== Dataset records ==
────
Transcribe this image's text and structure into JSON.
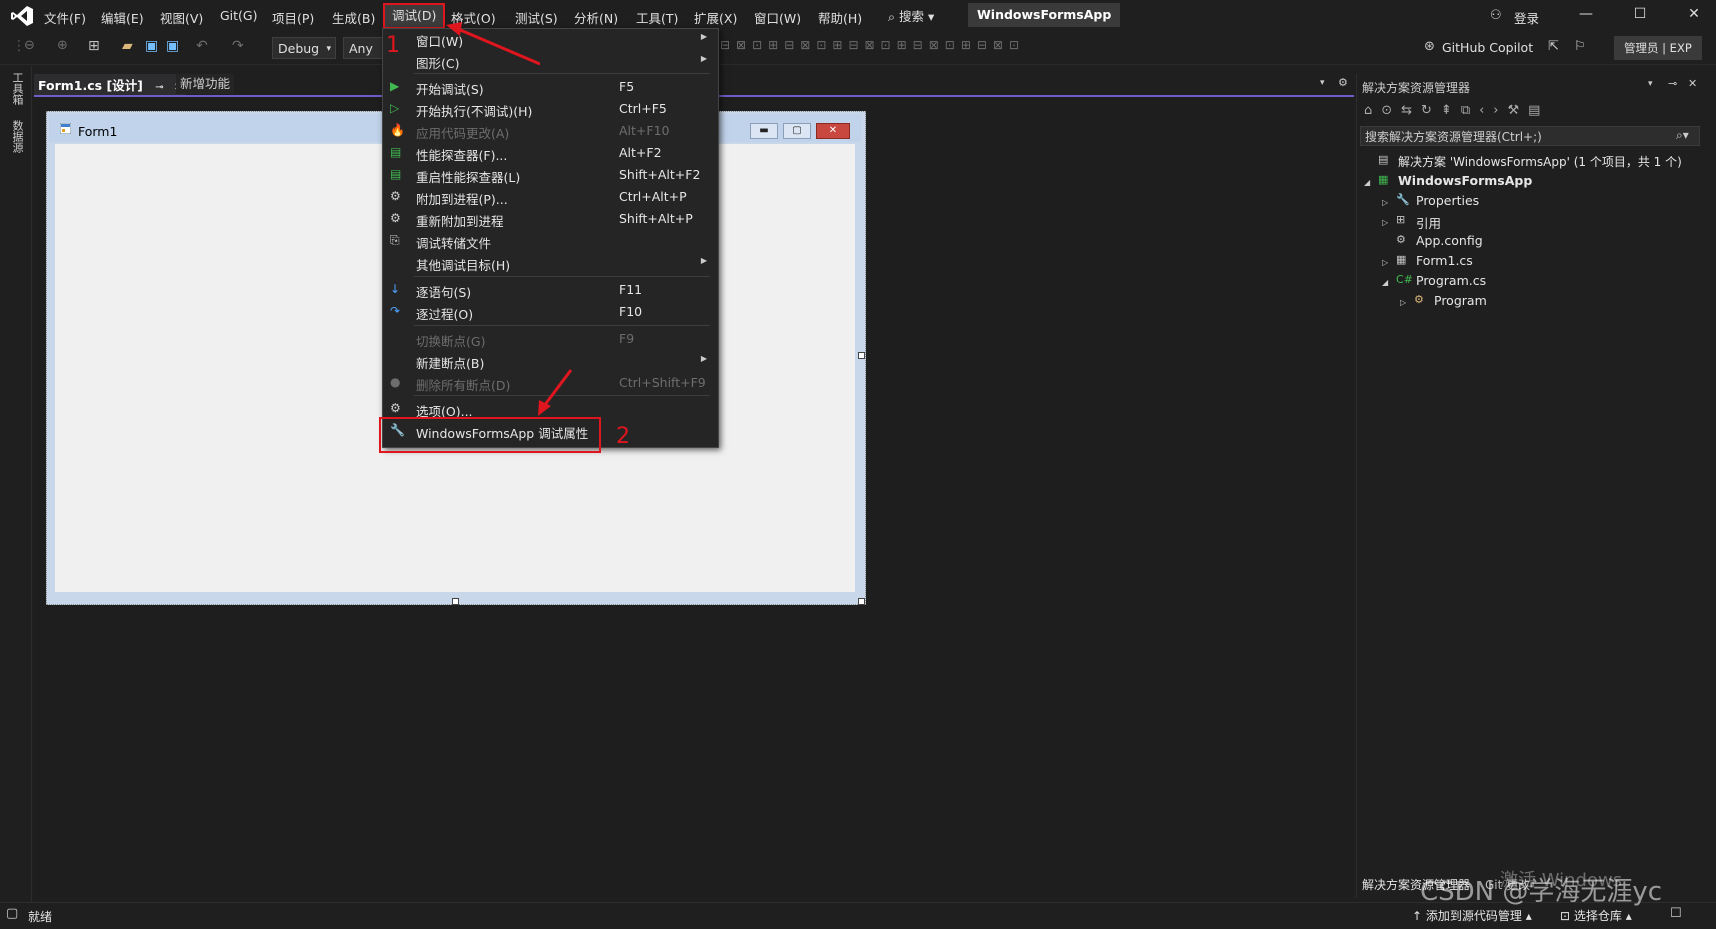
{
  "app": {
    "project_title": "WindowsFormsApp",
    "login_label": "登录",
    "search_label": "搜索"
  },
  "menu": {
    "items": [
      "文件(F)",
      "编辑(E)",
      "视图(V)",
      "Git(G)",
      "项目(P)",
      "生成(B)",
      "调试(D)",
      "格式(O)",
      "测试(S)",
      "分析(N)",
      "工具(T)",
      "扩展(X)",
      "窗口(W)",
      "帮助(H)"
    ],
    "active_item": "调试(D)"
  },
  "toolbar": {
    "config_combo": "Debug",
    "platform_combo": "Any C",
    "copilot_label": "GitHub Copilot",
    "admin_badge": "管理员 | EXP"
  },
  "left_bar": {
    "toolbox_label": "工具箱",
    "datasource_label": "数据源"
  },
  "tabs": {
    "active": "Form1.cs [设计]",
    "pin_glyph": "⊸",
    "close_glyph": "✕",
    "other": "新增功能"
  },
  "form": {
    "title": "Form1"
  },
  "debug_menu": {
    "items": [
      {
        "label": "窗口(W)",
        "shortcut": "",
        "submenu": true,
        "disabled": false,
        "icon": "none"
      },
      {
        "label": "图形(C)",
        "shortcut": "",
        "submenu": true,
        "disabled": false,
        "icon": "none"
      },
      {
        "label": "开始调试(S)",
        "shortcut": "F5",
        "submenu": false,
        "disabled": false,
        "icon": "play-filled-icon"
      },
      {
        "label": "开始执行(不调试)(H)",
        "shortcut": "Ctrl+F5",
        "submenu": false,
        "disabled": false,
        "icon": "play-outline-icon"
      },
      {
        "label": "应用代码更改(A)",
        "shortcut": "Alt+F10",
        "submenu": false,
        "disabled": true,
        "icon": "flame-icon"
      },
      {
        "label": "性能探查器(F)...",
        "shortcut": "Alt+F2",
        "submenu": false,
        "disabled": false,
        "icon": "performance-icon"
      },
      {
        "label": "重启性能探查器(L)",
        "shortcut": "Shift+Alt+F2",
        "submenu": false,
        "disabled": false,
        "icon": "performance-restart-icon"
      },
      {
        "label": "附加到进程(P)...",
        "shortcut": "Ctrl+Alt+P",
        "submenu": false,
        "disabled": false,
        "icon": "attach-icon"
      },
      {
        "label": "重新附加到进程",
        "shortcut": "Shift+Alt+P",
        "submenu": false,
        "disabled": false,
        "icon": "reattach-icon"
      },
      {
        "label": "调试转储文件",
        "shortcut": "",
        "submenu": false,
        "disabled": false,
        "icon": "dump-icon"
      },
      {
        "label": "其他调试目标(H)",
        "shortcut": "",
        "submenu": true,
        "disabled": false,
        "icon": "none"
      },
      {
        "label": "逐语句(S)",
        "shortcut": "F11",
        "submenu": false,
        "disabled": false,
        "icon": "step-into-icon"
      },
      {
        "label": "逐过程(O)",
        "shortcut": "F10",
        "submenu": false,
        "disabled": false,
        "icon": "step-over-icon"
      },
      {
        "label": "切换断点(G)",
        "shortcut": "F9",
        "submenu": false,
        "disabled": true,
        "icon": "none"
      },
      {
        "label": "新建断点(B)",
        "shortcut": "",
        "submenu": true,
        "disabled": false,
        "icon": "none"
      },
      {
        "label": "删除所有断点(D)",
        "shortcut": "Ctrl+Shift+F9",
        "submenu": false,
        "disabled": true,
        "icon": "breakpoints-icon"
      },
      {
        "label": "选项(O)...",
        "shortcut": "",
        "submenu": false,
        "disabled": false,
        "icon": "gear-icon"
      },
      {
        "label": "WindowsFormsApp 调试属性",
        "shortcut": "",
        "submenu": false,
        "disabled": false,
        "icon": "wrench-icon"
      }
    ]
  },
  "annotations": {
    "one": "1",
    "two": "2"
  },
  "solution_explorer": {
    "title": "解决方案资源管理器",
    "search_placeholder": "搜索解决方案资源管理器(Ctrl+;)",
    "tree": [
      {
        "label": "解决方案 'WindowsFormsApp' (1 个项目，共 1 个)",
        "level": 0,
        "expander": "",
        "bold": false
      },
      {
        "label": "WindowsFormsApp",
        "level": 0,
        "expander": "◢",
        "bold": true
      },
      {
        "label": "Properties",
        "level": 1,
        "expander": "▷",
        "bold": false
      },
      {
        "label": "引用",
        "level": 1,
        "expander": "▷",
        "bold": false
      },
      {
        "label": "App.config",
        "level": 1,
        "expander": "",
        "bold": false
      },
      {
        "label": "Form1.cs",
        "level": 1,
        "expander": "▷",
        "bold": false
      },
      {
        "label": "Program.cs",
        "level": 1,
        "expander": "◢",
        "bold": false
      },
      {
        "label": "Program",
        "level": 2,
        "expander": "▷",
        "bold": false
      }
    ],
    "bottom_tab": "解决方案资源管理器",
    "bottom_tab_2": "Git 更改"
  },
  "status": {
    "ready": "就绪",
    "add_source_control": "添加到源代码管理",
    "select_repo": "选择仓库"
  },
  "watermark": {
    "activate_windows": "激活 Windows",
    "csdn": "CSDN @学海无涯yc"
  }
}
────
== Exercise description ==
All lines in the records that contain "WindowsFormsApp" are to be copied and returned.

== Written answer ==
    "project_title": "WindowsFormsApp",
        "label": "WindowsFormsApp 调试属性",
        "label": "解决方案 'WindowsFormsApp' (1 个项目，共 1 个)",
        "label": "WindowsFormsApp",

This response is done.